The historic Jordan River looms large in Christianity, Islam and Judaism. Hundreds of thousands of tourists travel annually to a small site on either side of the southern river, alleged to be the spot where John the Baptist christened Jesus.
There, just north of the Dead Sea, the river is little more than a creek – less than 10 meters wide and two meters deep. Modern miracles occur daily, as pilgrims emerge from full-body immersion apparently unharmed by a dip in the fetid pools.
Much of the river travels through a closed military zone.
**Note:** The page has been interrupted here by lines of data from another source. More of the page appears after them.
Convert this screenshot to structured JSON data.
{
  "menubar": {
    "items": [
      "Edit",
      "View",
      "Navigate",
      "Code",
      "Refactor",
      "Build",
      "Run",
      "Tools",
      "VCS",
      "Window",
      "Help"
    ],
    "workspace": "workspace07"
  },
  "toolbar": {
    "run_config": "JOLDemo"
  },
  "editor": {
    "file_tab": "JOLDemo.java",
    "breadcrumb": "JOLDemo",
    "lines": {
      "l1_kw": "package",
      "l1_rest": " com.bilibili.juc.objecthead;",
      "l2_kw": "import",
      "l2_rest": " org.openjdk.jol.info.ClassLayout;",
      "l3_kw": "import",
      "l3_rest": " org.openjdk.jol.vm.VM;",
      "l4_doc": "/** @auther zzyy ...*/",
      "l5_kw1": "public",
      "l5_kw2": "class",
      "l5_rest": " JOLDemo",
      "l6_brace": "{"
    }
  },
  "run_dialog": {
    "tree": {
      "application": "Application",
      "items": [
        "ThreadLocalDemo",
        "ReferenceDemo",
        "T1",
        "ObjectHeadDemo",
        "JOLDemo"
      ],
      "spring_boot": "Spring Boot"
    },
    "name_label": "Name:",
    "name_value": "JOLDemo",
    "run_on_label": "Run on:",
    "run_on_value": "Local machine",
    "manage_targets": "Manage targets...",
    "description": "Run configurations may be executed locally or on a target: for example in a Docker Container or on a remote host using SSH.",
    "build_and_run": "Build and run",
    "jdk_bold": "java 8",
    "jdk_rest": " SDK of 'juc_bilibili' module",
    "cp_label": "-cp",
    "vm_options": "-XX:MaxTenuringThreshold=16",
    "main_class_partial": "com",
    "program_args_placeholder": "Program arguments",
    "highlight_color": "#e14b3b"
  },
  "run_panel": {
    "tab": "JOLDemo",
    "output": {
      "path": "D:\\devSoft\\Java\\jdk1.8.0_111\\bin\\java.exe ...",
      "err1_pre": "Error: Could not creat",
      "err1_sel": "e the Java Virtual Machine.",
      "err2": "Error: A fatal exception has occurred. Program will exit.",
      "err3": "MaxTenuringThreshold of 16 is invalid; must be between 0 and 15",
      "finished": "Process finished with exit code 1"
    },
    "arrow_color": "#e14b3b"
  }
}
With public access prohibited, many are unaware that the river is drying up and that remaining water flow is of poor quality.
Now, mayors from 114 North American cities entered into an agreement to rehabilitate this endangered river halfway across the world.
Launched at the recent Water After Borders (WAB) summit in Chicago, the partnership brings expertise in transboundary water system management to the Jordan River, a waterway long embroiled in regional politics.